The frequency of drinking was inversely related to obesity in this sample. Respondents consuming alcohol more frequently were less likely to be obese. In a recent study of primary care patients attending community clinics, we [13] found a significantly lower odds of obesity among those who consumed alcohol three or more days per month as compared to non-drinkers (Adjusted OR = 0.49, p = 0.037). Tolstrup et al [23] studied both the quantity and frequency of drinking in a Dannish population. The odds of obesity were lower among frequent drinkers, consuming alcohol seven days a week, as compared to those drinking less frequently. Similarly, Breslow and Smothers [14] also found the lowest BMI among persons who drank small quantities regularly. The effect was primarily observed among females. In our study the association was similar among males and females. The consistency of the inverse relationship observed between obesity and frequency of drinking suggest that the beneficial effect of drinking on obesity is present when the alcohol is consumed in moderate amounts on a regular basis.

We also explored association between overweight/obesity and average volume of drinking per week. Those drinking less than five drinks per week had lower odds of obesity. It has been argued that the association between BMI and alcohol consumption is obscured when average volume is used as a measure of alcohol consumption [14]. However, our results were consistent with the results obtained using other measures of alcohol consumption in the study.

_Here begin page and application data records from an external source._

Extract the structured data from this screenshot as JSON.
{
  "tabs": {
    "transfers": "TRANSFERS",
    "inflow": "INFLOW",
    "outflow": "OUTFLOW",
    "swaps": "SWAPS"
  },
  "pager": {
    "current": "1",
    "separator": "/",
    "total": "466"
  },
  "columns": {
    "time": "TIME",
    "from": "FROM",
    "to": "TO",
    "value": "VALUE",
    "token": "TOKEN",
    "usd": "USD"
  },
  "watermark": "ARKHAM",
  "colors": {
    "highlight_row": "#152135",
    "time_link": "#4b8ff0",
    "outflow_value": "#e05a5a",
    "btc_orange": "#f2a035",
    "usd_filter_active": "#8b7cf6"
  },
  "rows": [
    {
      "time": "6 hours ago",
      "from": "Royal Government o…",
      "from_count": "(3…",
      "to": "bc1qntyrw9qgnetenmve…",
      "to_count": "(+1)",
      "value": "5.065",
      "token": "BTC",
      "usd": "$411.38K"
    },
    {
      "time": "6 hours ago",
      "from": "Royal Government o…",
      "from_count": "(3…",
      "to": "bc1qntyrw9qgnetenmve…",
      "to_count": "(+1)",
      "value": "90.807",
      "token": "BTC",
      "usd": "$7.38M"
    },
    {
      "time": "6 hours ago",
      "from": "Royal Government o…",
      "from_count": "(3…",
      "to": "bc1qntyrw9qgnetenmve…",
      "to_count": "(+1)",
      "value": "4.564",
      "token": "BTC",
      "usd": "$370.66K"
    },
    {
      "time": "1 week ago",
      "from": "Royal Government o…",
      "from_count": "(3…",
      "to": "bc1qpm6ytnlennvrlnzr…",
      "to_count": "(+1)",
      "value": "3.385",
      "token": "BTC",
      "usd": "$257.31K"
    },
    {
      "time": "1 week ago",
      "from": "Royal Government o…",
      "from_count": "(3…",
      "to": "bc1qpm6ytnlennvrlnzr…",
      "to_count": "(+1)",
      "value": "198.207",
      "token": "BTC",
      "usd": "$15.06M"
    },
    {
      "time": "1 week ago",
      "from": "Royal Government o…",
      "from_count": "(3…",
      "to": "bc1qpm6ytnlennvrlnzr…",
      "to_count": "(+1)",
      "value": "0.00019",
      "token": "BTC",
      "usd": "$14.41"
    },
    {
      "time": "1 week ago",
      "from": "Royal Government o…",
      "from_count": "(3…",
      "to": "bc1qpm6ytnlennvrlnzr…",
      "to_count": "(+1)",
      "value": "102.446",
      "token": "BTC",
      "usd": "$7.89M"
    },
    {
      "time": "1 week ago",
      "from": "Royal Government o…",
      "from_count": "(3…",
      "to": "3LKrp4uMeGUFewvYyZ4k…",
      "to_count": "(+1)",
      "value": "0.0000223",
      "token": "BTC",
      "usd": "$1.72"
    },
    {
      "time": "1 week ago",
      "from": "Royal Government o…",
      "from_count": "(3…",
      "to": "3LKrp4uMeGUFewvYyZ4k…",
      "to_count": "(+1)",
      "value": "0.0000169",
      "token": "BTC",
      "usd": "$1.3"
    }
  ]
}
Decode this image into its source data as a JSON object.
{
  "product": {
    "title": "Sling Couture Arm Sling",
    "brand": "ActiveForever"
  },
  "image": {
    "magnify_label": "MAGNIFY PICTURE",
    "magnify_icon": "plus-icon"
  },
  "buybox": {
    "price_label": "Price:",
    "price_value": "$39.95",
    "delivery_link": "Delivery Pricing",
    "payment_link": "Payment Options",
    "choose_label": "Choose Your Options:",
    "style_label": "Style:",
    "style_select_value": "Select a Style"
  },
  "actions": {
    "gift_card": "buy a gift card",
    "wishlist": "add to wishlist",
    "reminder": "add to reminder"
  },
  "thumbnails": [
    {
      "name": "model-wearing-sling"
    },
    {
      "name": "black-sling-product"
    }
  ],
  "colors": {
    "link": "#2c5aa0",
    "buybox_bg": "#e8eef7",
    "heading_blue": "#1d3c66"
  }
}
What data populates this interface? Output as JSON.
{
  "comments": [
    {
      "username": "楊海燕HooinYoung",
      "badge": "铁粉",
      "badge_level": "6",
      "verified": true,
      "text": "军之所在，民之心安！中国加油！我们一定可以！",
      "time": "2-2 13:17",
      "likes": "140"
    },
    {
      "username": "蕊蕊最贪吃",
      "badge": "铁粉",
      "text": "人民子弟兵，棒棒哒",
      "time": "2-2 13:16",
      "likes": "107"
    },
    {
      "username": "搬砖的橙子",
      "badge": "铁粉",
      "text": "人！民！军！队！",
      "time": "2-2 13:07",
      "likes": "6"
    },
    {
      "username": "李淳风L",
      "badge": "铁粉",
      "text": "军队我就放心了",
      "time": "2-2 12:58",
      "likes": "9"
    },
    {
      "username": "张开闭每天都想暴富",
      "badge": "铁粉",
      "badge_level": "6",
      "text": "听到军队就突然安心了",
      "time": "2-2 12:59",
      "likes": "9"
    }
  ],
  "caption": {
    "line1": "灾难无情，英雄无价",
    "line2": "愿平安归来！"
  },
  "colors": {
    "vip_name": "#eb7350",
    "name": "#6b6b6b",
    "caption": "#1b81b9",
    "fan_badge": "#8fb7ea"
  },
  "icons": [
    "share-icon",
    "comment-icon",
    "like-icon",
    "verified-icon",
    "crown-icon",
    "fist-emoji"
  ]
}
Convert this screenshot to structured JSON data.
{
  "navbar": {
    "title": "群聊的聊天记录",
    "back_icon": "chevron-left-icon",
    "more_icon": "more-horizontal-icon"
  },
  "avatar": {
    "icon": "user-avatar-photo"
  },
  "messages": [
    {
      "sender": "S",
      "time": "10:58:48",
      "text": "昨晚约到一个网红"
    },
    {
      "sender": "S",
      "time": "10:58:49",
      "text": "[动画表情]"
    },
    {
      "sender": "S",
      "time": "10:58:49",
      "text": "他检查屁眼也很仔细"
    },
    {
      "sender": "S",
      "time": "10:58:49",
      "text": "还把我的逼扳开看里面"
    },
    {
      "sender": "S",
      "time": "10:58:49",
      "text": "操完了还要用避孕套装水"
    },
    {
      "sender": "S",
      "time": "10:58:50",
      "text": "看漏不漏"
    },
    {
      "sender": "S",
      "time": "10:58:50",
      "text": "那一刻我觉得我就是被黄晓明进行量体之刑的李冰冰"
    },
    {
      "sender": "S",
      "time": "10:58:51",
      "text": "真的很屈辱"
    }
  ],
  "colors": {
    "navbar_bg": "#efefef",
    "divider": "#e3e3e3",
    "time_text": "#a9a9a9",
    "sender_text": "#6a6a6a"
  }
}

The beneficial effect of moderate use of alcohol beverages on diabetes and other chronic diseases has been well established [2427]. However, prospective epidemiological studies are needed to confirm if the same beneficial effects can be extended to the obesity. Actively promoting moderate use of alcohol as a strategy to combat obesity would be inappropriate at this early stage of our understanding about the underlying mechanisms that link alcohol use with weight control. Furthermore, it should be noted that the data give no evidence to advise non-drinkers to start drinking alcohol just for reducing body weight. However, the evidence reported here argues against a strategy of promoting complete abstention at-least among those who regularly consume alcohol.